    Audio options include an English DTS-HD Master Audio 5.1 and dubbed tracks in French Dolby Digital 5.1 and Spanish Dolby Digital 5.1 with optional subtitles available in English SDH and Spanish. The quality of the DTS-HD track is superb, with great dynamic range present throughout and loads of surround activity not just in the more action oriented scenes like the attack on the bridge but in the quieter moments as well. Dialogue stays clean, clear and razor sharp while bass response is plenty powerful and manages to anchor everything very effectively. A very aggressive mix but not overcooked, this is reference quality stuff from Fox – turn this one up load and take it all in, you’ll be glad you did.

    Fox has loaded this one up with extras providing not only an audio commentary with the film’s director, Rupert Wyatt, but also a second track with the writing team of Rick Jaffa and Amanda Silver. Both tracks are informative and if Wyatt’s track gets a bit technical in spots, that’s okay as the writer’s track covers the more thematic side of things.

    There are also a host of Deleted Scenes included here:

    Alpha Gets Shot / Will’s Meeting With Lab Assistants / Will Discovers Caesar Has Solved Puzzles / Caesar Plays With Bicycle / Caesar Questions His Identity / Caesar Bites Off Neighbor’s Finger / Rodney Gives Caesar A Cookie / Rocket Gets Hosed By Dodge / Caesar Destroys The Lab / Koba’s Attempted Revenge On Jacobs / Caesar Pushes Helicopter / Koba With Shotgun

    Some of this material is actually pretty interesting and the bits with Rodney and Dodge might have improved that side of the story a little more had they been left in the movie.

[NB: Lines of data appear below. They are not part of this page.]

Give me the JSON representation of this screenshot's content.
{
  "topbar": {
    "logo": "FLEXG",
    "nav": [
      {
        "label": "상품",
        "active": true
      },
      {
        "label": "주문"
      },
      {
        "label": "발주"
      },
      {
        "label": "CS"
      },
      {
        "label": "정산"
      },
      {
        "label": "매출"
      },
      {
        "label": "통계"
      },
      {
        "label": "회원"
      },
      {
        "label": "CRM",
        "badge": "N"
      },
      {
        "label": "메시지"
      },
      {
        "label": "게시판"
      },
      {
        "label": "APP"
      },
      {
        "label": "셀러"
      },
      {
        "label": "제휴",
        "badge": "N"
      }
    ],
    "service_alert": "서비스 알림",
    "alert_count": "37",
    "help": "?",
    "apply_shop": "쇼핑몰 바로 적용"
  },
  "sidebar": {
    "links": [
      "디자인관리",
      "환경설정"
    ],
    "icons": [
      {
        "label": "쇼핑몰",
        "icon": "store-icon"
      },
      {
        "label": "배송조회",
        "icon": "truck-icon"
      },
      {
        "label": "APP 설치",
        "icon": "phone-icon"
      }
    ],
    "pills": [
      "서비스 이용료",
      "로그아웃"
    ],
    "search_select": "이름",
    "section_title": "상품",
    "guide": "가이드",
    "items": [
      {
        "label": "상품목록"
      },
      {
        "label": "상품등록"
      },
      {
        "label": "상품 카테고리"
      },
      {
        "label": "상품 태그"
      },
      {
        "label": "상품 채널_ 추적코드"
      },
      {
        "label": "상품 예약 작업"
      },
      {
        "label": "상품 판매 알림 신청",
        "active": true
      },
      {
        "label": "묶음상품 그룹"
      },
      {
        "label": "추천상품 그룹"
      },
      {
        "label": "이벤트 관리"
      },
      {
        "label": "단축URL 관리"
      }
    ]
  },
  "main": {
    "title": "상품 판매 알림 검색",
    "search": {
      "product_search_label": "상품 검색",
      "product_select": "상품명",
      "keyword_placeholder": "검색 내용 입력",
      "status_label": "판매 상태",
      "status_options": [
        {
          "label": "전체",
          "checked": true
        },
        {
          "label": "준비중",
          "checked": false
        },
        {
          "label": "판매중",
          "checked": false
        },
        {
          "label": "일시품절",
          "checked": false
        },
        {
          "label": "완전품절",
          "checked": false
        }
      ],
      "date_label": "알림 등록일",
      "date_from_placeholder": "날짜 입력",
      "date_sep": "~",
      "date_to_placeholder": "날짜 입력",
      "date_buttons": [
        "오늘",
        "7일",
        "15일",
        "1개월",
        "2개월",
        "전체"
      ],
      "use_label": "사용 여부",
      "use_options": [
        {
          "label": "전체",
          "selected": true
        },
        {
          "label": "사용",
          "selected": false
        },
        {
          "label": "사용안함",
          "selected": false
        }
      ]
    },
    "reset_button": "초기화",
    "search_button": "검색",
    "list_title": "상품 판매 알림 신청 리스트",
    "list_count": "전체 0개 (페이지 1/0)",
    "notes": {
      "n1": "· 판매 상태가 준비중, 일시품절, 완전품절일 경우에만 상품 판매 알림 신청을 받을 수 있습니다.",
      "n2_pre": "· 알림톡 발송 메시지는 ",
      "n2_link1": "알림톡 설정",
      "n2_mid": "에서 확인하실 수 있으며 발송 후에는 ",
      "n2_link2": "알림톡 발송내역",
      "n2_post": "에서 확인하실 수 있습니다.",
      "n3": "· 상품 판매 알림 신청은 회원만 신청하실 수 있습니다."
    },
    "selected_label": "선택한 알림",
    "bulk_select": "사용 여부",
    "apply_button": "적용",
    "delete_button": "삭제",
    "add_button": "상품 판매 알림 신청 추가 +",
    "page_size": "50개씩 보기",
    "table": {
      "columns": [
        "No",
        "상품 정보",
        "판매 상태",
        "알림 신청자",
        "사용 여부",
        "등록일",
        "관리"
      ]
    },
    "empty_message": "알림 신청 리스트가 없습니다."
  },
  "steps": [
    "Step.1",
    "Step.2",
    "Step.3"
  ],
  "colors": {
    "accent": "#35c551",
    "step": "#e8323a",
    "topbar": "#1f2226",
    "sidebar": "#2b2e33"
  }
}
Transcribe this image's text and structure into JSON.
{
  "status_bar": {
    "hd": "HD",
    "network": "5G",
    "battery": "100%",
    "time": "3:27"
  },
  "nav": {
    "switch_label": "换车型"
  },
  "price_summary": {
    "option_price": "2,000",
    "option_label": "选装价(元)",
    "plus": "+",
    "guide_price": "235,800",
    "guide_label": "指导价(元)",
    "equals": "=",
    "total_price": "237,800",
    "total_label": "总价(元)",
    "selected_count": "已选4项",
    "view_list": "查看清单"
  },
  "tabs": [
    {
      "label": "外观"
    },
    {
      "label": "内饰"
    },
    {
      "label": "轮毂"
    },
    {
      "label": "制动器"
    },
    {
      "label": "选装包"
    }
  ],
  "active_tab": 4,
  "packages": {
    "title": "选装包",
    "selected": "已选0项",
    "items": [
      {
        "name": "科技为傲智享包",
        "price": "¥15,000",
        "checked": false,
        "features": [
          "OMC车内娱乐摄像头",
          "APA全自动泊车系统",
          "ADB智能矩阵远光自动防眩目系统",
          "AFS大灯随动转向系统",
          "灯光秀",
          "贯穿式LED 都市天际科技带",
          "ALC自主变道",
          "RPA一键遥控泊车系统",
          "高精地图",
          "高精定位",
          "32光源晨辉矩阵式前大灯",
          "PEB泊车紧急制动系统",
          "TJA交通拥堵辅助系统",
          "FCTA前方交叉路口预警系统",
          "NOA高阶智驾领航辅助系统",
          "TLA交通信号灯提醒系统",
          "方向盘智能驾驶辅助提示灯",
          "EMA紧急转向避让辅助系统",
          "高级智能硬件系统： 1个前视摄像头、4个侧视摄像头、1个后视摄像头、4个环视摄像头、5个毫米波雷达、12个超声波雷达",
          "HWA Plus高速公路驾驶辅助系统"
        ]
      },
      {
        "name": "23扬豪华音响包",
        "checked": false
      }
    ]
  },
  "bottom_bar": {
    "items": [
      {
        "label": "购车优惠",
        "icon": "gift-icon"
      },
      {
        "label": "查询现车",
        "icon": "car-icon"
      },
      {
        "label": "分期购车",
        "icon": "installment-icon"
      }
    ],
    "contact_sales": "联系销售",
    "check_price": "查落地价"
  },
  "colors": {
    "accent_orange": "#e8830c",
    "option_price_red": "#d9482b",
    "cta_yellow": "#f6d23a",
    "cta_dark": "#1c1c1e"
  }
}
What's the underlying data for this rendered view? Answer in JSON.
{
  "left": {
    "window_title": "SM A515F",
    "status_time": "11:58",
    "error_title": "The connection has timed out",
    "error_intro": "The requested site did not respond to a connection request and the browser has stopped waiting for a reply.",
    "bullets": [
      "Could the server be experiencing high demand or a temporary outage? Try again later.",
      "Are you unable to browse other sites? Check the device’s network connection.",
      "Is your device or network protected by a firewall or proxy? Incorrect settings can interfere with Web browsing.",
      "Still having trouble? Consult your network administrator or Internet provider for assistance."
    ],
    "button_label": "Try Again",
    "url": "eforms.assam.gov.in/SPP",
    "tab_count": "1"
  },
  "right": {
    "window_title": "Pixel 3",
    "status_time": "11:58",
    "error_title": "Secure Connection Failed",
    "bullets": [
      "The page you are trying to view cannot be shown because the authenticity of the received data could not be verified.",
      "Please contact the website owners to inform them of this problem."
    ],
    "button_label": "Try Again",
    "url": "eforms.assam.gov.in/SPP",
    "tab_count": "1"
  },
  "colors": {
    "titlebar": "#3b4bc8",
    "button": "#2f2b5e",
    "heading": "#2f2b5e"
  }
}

    There are also a load of featurettes included here as well, starting with The Mythology Of The Apes (7:11) which is an interesting look at how the writing team tried to pay tribute to the original film series with some input from some of the actors as well. It isn’t all that in-depth but it’s interesting to see some of the little bits that have been snuck into the movie that long time fans of the franchise will appreciate. The Genius Of Andy Serkis (7:48) gives us a look at how Andy Serkis became Caesar in the movie through the use of motion capture technology while A New Generation of Apes (9:41) is more information on the use of motion capture and a look at the part that CGI played in the effects process for the film. Breaking Motion Capture Boundaries (8:43) is yet more information on the use of motion capture with an emphasis put on how it was used to bring the Golden Gate Bridge scene to life, while Composing The Score With Patrick Doyle (8:07) is an interview with the film’s composer who discusses the excellent work that he did for the film.

    Rounding out the extras are a Scene Breakdown section where you can use those nifty colored Blu-ray remote buttons to dig into some picture-in-picture material that includes motion capture footage and animation work, an interactive featurette called The Great Apes that gives us more information on the types of primates we see in the movie, a Character Concept Art Gallery, some trailers for the film and for a few other Fox properties, animated menus and chapter stops. All of the extras are presented in high definition. The disc is also Blu-ray Live enabled. As this is a Blu-ray/DVD combo pack, a DVD is also included in the keepcase which fits inside a slipcover.

    The Final Word:

    Fox redeems itself for the lackluster Burton ‘reimagining’ of Planet Of The Apes with this prequel, a film both stylish and smart and never lacking for entertainment value. Some strong acting compliments the effects and the storytelling and the presentation of the Blu-ray itself is pretty much perfect. All in all, a great release for a film wholly deserving of it.

    Click on the images below for full size Blu-ray screen caps!